|Casey Bralla on 28 Nov 2013 04:32:12 -0800|
[Date Prev] [Date Next] [Thread Prev] [Thread Next] [Date Index] [Thread Index]
|[PLUG] Am I the Victim of DNS DOS?|
I think my DNS servers were attacked, but can't figure out why anyone would want to. Can somebody help me understand what happened?
I run about a dozen very low traffic web sites, complete with eMail and authoritative DNS servers for them. I have a commercial comcast account which is filtered through a Linux firewall. I have a single physical server which has been optimized for low power consumption, not for server speed. The server is broken into a dozen virtual machines for my hosting, and generally works very well. I'm not amazon; each server may get a few hundred hits per day.
About a week ago, I noticed that my Internet speed had fallen and was erratic. A friend was setting up a business survey on one of my sites, and he was having a very difficult time reliably uploading his survey materials. (In fact, I thought we were going to have to use a commercial hosting site since mine was so bad!)

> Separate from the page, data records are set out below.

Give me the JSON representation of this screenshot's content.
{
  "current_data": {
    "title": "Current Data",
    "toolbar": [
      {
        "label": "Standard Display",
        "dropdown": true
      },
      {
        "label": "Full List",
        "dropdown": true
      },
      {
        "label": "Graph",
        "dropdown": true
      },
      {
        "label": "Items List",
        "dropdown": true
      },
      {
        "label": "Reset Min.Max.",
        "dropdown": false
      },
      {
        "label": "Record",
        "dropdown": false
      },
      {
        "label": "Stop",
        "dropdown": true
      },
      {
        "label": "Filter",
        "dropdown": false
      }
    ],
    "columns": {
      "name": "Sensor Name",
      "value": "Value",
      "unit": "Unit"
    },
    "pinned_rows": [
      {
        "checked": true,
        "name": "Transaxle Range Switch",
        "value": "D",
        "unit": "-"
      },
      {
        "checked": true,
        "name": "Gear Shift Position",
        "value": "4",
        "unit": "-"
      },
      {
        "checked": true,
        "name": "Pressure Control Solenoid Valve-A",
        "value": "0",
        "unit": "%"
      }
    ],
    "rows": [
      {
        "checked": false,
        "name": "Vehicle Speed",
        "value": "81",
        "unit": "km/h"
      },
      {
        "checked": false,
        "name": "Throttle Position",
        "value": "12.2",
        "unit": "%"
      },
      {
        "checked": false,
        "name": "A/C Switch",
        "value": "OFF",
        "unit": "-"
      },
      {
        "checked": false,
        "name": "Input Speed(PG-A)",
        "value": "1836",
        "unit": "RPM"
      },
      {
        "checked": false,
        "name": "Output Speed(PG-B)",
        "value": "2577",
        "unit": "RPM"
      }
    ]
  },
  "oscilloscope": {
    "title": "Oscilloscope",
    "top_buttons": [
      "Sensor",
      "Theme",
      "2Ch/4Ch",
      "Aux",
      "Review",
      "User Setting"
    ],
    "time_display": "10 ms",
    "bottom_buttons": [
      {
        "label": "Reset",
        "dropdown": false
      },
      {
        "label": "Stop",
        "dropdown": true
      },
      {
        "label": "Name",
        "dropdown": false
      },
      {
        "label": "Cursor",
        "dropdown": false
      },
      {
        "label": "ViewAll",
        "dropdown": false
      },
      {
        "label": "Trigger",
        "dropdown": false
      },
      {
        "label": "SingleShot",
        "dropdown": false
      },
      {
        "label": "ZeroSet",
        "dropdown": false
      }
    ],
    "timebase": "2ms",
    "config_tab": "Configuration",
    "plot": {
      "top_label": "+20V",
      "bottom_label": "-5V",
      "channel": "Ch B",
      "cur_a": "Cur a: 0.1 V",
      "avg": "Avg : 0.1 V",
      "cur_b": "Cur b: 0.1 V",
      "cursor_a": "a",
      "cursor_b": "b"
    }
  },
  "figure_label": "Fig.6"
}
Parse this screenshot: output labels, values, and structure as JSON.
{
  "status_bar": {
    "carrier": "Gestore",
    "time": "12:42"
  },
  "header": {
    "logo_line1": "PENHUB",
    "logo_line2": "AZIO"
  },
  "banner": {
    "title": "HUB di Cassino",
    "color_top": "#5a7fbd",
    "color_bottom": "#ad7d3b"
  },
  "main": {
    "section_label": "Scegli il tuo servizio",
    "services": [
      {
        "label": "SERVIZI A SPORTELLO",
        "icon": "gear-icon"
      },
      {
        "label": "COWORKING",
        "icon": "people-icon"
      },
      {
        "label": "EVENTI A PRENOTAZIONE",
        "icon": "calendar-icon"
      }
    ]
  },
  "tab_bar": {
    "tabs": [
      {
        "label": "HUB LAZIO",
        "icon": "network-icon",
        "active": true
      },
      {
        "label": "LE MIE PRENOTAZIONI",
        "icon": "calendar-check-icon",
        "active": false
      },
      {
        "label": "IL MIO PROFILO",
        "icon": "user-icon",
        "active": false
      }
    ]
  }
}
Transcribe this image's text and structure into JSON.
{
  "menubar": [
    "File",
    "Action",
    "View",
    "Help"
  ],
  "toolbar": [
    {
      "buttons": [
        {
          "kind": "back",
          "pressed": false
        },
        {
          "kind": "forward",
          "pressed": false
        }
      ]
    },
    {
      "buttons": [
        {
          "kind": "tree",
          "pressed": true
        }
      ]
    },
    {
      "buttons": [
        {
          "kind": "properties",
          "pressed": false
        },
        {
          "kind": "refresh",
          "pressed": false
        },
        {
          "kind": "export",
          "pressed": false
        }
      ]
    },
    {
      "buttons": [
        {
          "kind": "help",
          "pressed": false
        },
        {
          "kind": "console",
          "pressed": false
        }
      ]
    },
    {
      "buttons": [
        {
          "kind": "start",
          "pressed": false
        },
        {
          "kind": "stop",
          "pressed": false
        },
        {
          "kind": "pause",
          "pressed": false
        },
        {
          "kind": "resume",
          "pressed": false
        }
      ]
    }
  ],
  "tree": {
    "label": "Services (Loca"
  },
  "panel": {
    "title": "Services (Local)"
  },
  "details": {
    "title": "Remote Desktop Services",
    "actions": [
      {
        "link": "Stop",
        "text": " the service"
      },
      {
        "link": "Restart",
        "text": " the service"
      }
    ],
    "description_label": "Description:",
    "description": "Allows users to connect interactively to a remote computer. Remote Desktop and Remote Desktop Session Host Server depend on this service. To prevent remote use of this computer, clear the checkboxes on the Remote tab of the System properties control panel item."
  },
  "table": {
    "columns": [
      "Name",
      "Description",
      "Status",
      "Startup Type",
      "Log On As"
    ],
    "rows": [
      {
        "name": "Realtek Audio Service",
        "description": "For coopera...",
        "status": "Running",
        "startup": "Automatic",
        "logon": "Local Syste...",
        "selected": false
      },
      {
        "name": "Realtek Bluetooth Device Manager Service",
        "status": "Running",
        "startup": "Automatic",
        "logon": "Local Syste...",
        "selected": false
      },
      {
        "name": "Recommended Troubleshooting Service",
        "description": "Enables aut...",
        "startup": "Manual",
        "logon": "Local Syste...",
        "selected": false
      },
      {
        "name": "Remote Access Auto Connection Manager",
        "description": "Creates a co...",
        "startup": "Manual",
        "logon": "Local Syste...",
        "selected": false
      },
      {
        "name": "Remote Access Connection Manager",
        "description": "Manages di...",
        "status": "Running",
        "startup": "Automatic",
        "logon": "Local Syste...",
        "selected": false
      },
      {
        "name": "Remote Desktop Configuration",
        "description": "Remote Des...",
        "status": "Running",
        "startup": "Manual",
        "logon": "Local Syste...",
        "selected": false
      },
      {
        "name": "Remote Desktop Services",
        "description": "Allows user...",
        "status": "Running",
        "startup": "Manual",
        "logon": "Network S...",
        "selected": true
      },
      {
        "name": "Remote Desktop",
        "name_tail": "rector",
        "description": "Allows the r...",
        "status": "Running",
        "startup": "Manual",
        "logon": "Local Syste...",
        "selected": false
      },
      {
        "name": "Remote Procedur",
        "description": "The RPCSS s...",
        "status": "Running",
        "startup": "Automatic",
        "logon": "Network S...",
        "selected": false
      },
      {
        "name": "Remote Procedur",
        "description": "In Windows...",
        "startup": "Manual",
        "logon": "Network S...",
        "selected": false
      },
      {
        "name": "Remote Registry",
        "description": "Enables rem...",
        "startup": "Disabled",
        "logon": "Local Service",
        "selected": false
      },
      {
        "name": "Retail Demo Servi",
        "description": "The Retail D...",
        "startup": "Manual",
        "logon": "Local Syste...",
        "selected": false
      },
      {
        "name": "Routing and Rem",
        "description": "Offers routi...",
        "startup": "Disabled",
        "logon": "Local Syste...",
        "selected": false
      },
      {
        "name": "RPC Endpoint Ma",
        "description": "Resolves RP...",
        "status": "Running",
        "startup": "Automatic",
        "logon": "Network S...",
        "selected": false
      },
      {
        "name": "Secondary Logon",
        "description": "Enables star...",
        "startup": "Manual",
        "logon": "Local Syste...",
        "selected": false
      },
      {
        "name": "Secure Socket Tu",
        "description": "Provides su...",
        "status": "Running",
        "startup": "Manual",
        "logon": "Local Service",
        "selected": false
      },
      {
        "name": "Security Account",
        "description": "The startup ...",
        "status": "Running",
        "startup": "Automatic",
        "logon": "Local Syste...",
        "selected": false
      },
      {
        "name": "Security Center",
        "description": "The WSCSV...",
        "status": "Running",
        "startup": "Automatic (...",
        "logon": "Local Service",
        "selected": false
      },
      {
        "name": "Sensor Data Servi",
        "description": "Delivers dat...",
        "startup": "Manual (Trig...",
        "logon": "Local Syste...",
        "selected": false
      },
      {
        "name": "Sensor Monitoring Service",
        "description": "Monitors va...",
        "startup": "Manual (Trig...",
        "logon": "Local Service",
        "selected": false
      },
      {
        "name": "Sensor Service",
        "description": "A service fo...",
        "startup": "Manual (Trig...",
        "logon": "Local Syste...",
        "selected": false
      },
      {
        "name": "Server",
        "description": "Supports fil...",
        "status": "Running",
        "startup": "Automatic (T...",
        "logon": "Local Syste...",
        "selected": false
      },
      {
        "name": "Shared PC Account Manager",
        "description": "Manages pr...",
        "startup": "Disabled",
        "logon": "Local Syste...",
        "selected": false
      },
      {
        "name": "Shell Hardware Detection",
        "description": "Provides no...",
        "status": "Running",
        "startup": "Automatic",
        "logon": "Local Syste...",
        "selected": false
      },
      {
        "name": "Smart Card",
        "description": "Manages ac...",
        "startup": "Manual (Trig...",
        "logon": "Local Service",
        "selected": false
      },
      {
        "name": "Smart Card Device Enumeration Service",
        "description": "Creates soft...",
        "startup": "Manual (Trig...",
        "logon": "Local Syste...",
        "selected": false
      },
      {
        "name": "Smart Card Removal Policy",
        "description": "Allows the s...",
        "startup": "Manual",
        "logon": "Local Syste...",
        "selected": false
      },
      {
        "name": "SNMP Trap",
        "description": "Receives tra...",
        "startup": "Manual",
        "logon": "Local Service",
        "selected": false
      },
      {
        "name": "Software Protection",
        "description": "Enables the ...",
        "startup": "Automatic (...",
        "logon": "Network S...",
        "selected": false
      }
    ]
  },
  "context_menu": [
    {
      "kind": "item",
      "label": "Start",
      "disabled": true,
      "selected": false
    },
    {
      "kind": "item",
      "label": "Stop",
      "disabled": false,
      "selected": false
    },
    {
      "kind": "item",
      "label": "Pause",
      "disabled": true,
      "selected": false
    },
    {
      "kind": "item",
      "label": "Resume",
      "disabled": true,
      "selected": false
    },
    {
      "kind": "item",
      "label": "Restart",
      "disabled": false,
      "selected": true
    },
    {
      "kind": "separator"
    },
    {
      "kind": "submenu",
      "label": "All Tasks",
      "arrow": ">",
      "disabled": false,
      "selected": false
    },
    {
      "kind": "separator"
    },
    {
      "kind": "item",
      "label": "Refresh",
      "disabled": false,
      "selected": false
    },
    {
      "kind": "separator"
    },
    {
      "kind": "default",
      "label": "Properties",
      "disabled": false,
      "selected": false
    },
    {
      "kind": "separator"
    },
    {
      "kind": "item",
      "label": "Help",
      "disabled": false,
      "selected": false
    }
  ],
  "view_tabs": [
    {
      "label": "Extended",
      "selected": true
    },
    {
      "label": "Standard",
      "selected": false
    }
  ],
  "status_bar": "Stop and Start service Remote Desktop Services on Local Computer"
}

Why was my system responding so poorly?
Some investigation showed:
I eventually concluded that server had been rooted, since I couldn't think what else might have happened.
I backed up all the virtual disks, then did a clean install of Debian (changing all my root passwords).
My server provides DNS services for my entire network (internal & external) through BIND9, so that was the first thing I got going again. You guessed it: the problem recurred as soon as I started offering DNS services again. (Other than DNS, the server was bare!)
More digging with wireshark showed that most of the traffic was coming from DNS queries from the outside Internet for domains that I am not authoritative for. Since I had set up my DNS server to forward queries (so it could service my internal network also), it was dutifully answering these external queries. The same external IP addresses were making the same repeated DNS queries and this was stealing overall bandwidth, and more importantly to me, bogging down my server and slowing down any legitimate DNS queries.
So I changed BIND9 to reject external forwarding queries, and my bandwidth utilization dropped 90% almost immediately. I'm still getting the queries, which are now responded to as "refused" by BIND.
I can't have my firewall reject all DNS queries from the Internet, because I run the authoritative DNS server for my sites and there are legitimate DNS queries from the Internet in there.
So my final questions for this august, learned group are:
Thanks to all in advance for comments and suggestions!
Chief Nerd in Residence
The NerdWorld Organisation
___________________________________________________________________________ Philadelphia Linux Users Group -- http://www.phillylinux.org Announcements - http://lists.phillylinux.org/mailman/listinfo/plug-announce General Discussion -- http://lists.phillylinux.org/mailman/listinfo/plug